We know our readers like to be kept informed about all the latest developments on Sark — the tiny island in the English Channel where funerals are led by tractor-hearses and residents are carted around on tractor-buses — as well as Brecquou, the neighbouring private island owned by the billionaire Barclay brothers. Or we hope you do, anyway.
You might remember that last winter, Sark — which has neither cars nor streetlights and is officially designated a “dark-sky island” — was threatened with a total blackout. (Brecquou, incidentally, was and is not affected by this, as the island generates its own electricity.)
It came after the island’s monopolistic energy provider Sark Electricity Limited threatened to turn off the electricity supply after an independent price commissioner determined that rates were too high, and forced SEL to slash electricity prices by over 20 per cent to (a still very expensive) 52 pence per kilowatt hour.
Eventually a temporary solution was found after the island’s government — named “Chief Pleas” — agreed to buy out the company. But on our (“now infamous”) visit to the island we found out the deal looked like it might fall through, as it didn’t look like the parties would be able to agree on a price.
And indeed the deal never come to pass. Last month we told you that, after a summer truce, the crisis appeared to be back on. SEL told customers that prices were going to be hiked to 85 pence per unit — more than four times the UK average, and the highest known rate on Earth. (Somewhat ironically, one of the reasons given for this price hike were the costs involved in the legal wranglings over… electricity prices.)
Now the independent price commissioner, Antony White, has waded back into the drama. Late on Friday he put out a press release and determination saying that the issue had reached a “critical point”, and that he would consider legal action which would involve imposing a price control order.
From the release:
The on-going issue of electricity prices on Sark, the highest known in the world, has reached a critical point for the island’s Electricity Price Control Commissioner and the sole supplier, Sark Electricity Limited.
After a full investigation and the analysis of responses from customers, the supplier and other interested parties, the Commissioner, Dr Anthony White, has confirmed that a price of around 53p per unit would be sufficient for Sark Electricity Limited to earn a reasonable profit. The price is currently 85p per unit and so is not fair and reasonable.

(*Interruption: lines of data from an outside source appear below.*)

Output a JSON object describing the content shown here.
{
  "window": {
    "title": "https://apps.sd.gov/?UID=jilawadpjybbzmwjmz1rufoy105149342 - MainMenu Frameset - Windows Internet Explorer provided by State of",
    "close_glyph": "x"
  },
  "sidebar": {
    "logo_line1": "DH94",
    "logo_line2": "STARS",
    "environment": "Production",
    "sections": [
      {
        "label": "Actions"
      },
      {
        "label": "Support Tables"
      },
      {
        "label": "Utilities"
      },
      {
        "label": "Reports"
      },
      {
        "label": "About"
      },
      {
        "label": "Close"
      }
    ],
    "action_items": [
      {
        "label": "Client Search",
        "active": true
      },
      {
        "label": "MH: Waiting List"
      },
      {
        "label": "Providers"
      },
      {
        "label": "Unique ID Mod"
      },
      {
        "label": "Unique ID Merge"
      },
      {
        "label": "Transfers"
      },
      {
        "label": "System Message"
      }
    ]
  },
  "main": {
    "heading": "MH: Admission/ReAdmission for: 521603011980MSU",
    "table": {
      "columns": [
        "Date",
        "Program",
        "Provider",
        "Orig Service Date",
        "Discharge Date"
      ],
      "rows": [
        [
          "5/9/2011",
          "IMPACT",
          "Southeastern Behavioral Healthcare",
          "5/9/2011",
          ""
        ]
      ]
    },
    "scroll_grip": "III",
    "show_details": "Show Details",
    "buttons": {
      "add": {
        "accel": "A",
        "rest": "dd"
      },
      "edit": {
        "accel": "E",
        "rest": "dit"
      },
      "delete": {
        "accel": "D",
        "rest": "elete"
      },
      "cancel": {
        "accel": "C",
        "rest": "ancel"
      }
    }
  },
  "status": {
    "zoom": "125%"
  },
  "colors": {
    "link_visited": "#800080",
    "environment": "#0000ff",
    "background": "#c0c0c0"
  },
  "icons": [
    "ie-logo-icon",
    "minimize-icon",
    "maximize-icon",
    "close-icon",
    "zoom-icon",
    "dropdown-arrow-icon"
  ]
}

We spoke to the island’s hereditary seigneur, Christopher Beaumont, to get his thoughts on the latest developments in the saga, who told us:
I think it’s daylight robbery. Greed has overtaken sensibility…

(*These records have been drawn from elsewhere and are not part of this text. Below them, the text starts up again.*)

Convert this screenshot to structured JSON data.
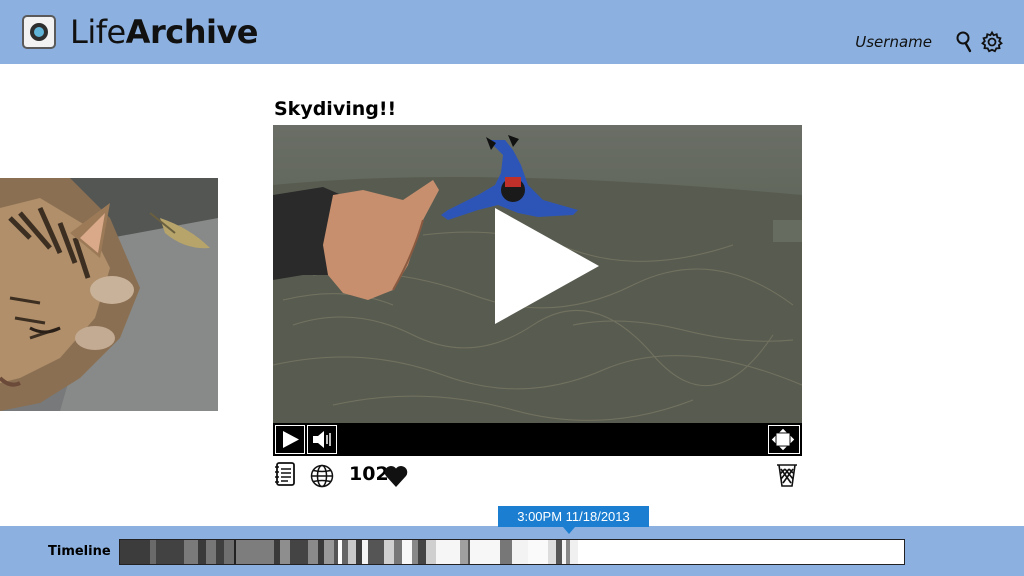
{
  "header": {
    "app_name_light": "Life",
    "app_name_bold": "Archive",
    "username": "Username",
    "icons": [
      "app-logo-icon",
      "search-icon",
      "gear-icon"
    ]
  },
  "post": {
    "title": "Skydiving!!",
    "like_count": "102",
    "action_icons": [
      "notes-icon",
      "globe-icon",
      "heart-icon",
      "trash-icon"
    ],
    "player_icons": [
      "play-icon",
      "volume-icon",
      "fullscreen-icon"
    ]
  },
  "timeline": {
    "label": "Timeline",
    "tooltip": "3:00PM 11/18/2013"
  },
  "colors": {
    "header_bg": "#8cb1e0",
    "tooltip_bg": "#1b7ed0",
    "controls_bg": "#000000"
  }
}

Given that we’ve got a private individual who effectively has a monopoly and isn’t behaving socially responsibly with it, then It seems reasonable to me that one might consider regulating the price. It’s not as if that’s an uncommon thing — there is price regulation across utilities in just about every developed country.
It looks like even island paradises might sometimes need some regulation here and there too. Who’d a thunk it?

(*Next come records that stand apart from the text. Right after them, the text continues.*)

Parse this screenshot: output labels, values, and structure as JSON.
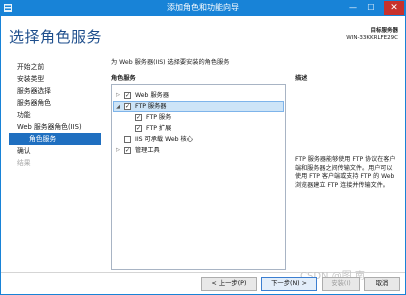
{
  "window": {
    "title": "添加角色和功能向导",
    "minimize_glyph": "—",
    "maximize_glyph": "☐",
    "close_glyph": "✕"
  },
  "header": {
    "page_title": "选择角色服务",
    "target_label": "目标服务器",
    "target_server": "WIN-33KKRLFE29C"
  },
  "nav": {
    "items": [
      {
        "label": "开始之前",
        "state": "normal"
      },
      {
        "label": "安装类型",
        "state": "normal"
      },
      {
        "label": "服务器选择",
        "state": "normal"
      },
      {
        "label": "服务器角色",
        "state": "normal"
      },
      {
        "label": "功能",
        "state": "normal"
      },
      {
        "label": "Web 服务器角色(IIS)",
        "state": "normal"
      },
      {
        "label": "角色服务",
        "state": "active"
      },
      {
        "label": "确认",
        "state": "normal"
      },
      {
        "label": "结果",
        "state": "disabled"
      }
    ]
  },
  "main": {
    "instruction": "为 Web 服务器(IIS) 选择要安装的角色服务",
    "roles_header": "角色服务",
    "description_header": "描述",
    "roles": [
      {
        "label": "Web 服务器",
        "expander": "▷",
        "checked": true
      },
      {
        "label": "FTP 服务器",
        "expander": "◢",
        "checked": true,
        "selected": true
      },
      {
        "label": "FTP 服务",
        "expander": "",
        "checked": true
      },
      {
        "label": "FTP 扩展",
        "expander": "",
        "checked": true
      },
      {
        "label": "IIS 可承载 Web 核心",
        "expander": "",
        "checked": false
      },
      {
        "label": "管理工具",
        "expander": "▷",
        "checked": true
      }
    ],
    "description": "FTP 服务器能够使用 FTP 协议在客户端和服务器之间传输文件。用户可以使用 FTP 客户端或支持 FTP 的 Web 浏览器建立 FTP 连接并传输文件。"
  },
  "footer": {
    "prev_label": "< 上一步(P)",
    "next_label": "下一步(N) >",
    "install_label": "安装(I)",
    "cancel_label": "取消"
  },
  "watermark": "CSDN @图 南",
  "colors": {
    "title_bar": "#1883d7",
    "nav_active": "#1f6fc0",
    "page_title": "#1e4e8c",
    "selected_row": "#cde4f7"
  }
}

Sark’s energy hits prices only billionaires can afford — FT Alphaville
Dark times for Sark as electricity crisis looms — FT
Sark: how electricity sparked Channel Island crisis — FT video
Alphaville spent 36 hours on the island of Sark. Here’s how it went — FT Alphaville
When fake news purveyors visit Sark — FT Alphaville
WHY DID THE FINANCIAL TIMES BLOGGER JEMIMA KELLY TRAVEL ALL THE WAY TO SARK IN THE DEPTHS OF WINTER? — Sark Newspaper
WE ARE NONE THE WISER AS TO WHY THE FINANCIAL TIMES BLOGGER JEMIMA KELLY TRAVELLED TO SARK IN THE DEPTHS OF WINTER — Sark Newspaper